Here is an interesting conversation between Julian Baggini, who writes splendid popular books on philosophy, and Lawrence Krauss, a scientist who recently wrote a book arguing that physics can explain why there is something rather than nothing. It’s a civil but short dialogue, with some well-expressed disagreements. An excerpt:
Baggini: But if we want to know why someone made a sacrifice for a person close to them, a purely neurological answer would not be a complete one. The full truth would require saying that there was a “why” at work, too: love. Love is indeed at root the product of the firings of neurons and release of hormones. How the biochemical and psychological points of view fit together is clearly puzzling, and, as your aside on free will suggests, our naive assumptions about human freedom are almost certainly false. But we have no reason to think that one day science will make it unnecessary for us to ask “why” questions about human action to which things such as love will be the answer. Or is that romantic tosh? Is there no reason why you’re bothering to have this conversation, that you are doing it simply because your brain works the way it does?

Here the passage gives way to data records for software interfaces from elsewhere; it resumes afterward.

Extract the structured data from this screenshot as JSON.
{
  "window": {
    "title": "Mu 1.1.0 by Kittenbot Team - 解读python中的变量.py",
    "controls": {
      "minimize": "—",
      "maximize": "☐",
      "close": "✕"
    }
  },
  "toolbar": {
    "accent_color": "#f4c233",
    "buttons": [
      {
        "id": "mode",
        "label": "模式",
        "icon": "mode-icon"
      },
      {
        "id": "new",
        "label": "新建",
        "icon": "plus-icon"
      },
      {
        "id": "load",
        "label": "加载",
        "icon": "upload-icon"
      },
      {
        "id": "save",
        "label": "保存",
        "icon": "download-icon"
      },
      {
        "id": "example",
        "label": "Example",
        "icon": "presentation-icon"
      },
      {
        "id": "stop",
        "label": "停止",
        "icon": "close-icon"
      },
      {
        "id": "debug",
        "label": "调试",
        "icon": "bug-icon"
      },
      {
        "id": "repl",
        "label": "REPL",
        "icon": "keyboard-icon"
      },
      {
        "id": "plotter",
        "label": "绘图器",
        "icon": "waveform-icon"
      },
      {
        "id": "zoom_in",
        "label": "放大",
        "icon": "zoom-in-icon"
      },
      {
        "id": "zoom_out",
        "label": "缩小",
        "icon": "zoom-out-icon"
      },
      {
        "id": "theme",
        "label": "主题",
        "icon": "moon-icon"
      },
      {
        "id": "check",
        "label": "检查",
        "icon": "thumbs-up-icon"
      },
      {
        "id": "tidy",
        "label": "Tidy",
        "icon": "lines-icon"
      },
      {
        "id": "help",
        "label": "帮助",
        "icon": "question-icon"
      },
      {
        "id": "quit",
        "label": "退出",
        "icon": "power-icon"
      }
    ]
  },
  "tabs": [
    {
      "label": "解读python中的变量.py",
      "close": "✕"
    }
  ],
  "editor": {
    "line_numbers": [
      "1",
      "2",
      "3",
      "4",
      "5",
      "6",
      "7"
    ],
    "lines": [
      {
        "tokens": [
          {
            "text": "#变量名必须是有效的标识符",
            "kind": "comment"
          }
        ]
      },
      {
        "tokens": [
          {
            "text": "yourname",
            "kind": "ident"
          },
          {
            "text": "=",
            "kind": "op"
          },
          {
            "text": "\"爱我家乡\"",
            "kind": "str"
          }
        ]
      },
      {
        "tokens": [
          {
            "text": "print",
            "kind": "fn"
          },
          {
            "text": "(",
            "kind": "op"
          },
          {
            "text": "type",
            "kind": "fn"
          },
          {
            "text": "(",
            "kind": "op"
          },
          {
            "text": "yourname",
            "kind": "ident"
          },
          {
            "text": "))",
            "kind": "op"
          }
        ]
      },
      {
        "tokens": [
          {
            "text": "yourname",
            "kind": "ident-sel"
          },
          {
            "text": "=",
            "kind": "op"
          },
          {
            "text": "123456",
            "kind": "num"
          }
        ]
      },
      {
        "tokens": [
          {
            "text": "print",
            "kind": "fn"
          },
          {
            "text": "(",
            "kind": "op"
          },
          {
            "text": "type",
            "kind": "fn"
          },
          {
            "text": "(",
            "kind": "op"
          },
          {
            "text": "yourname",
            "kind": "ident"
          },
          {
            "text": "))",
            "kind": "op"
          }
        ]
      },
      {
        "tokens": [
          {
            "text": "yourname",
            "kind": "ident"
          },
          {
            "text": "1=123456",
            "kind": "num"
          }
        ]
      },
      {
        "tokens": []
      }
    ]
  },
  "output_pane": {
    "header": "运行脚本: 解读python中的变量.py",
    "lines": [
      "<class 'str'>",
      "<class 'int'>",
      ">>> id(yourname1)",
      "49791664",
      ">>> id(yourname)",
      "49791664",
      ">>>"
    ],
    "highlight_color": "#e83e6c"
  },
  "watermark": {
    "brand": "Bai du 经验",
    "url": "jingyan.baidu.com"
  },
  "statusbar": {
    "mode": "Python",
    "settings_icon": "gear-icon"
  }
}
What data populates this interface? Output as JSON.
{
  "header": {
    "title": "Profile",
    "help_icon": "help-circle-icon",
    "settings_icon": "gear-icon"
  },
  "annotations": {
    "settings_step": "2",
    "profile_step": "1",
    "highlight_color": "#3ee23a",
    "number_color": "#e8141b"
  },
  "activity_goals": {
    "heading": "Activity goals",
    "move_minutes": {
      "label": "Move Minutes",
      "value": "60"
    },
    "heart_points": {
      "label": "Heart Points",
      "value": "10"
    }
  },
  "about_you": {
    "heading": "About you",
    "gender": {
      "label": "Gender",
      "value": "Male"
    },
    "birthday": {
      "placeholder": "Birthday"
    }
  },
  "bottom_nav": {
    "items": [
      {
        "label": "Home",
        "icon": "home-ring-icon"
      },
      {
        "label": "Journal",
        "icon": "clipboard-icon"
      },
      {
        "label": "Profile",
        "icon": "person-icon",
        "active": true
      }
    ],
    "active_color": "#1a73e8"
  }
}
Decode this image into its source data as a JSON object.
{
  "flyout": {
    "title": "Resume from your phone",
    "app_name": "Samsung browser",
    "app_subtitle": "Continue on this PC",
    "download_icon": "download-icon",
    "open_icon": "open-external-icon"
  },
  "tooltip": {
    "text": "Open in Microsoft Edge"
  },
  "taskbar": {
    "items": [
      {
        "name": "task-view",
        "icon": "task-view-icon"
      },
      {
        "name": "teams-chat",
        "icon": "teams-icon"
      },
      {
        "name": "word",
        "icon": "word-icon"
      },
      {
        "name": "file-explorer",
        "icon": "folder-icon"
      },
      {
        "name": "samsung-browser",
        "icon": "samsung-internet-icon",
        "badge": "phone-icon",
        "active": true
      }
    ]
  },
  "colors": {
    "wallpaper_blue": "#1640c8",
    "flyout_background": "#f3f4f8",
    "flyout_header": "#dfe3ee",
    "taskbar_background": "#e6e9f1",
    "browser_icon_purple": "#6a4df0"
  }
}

Krauss: Well, I am certainly enjoying the conversation, which is apparently “why” I am doing it. However, I know that my enjoyment derives from hard-wired processes that make it enjoyable for humans to tangle linguistically and philosophically. I guess I would have to turn your question around and ask why (if you will excuse the “why” question!) you think that things such as love will never be reducible to the firing of neurons and biochemical reactions? For that not to be the case, there would have to be something beyond the purely “physical” that governs our consciousness. I guess I see nothing that suggests this is the case. Certainly, we already understand many aspects of sacrifice in terms of evolutionary biology. Sacrifice is, in many cases, good for survival of a group or kin. It makes evolutionary sense for some people, in this case to act altruistically, if propagation of genes is driving action in a basic sense. It is not a large leap of the imagination to expect that we will one day be able to break down those social actions, studied on a macro scale, to biological reactions at a micro scale.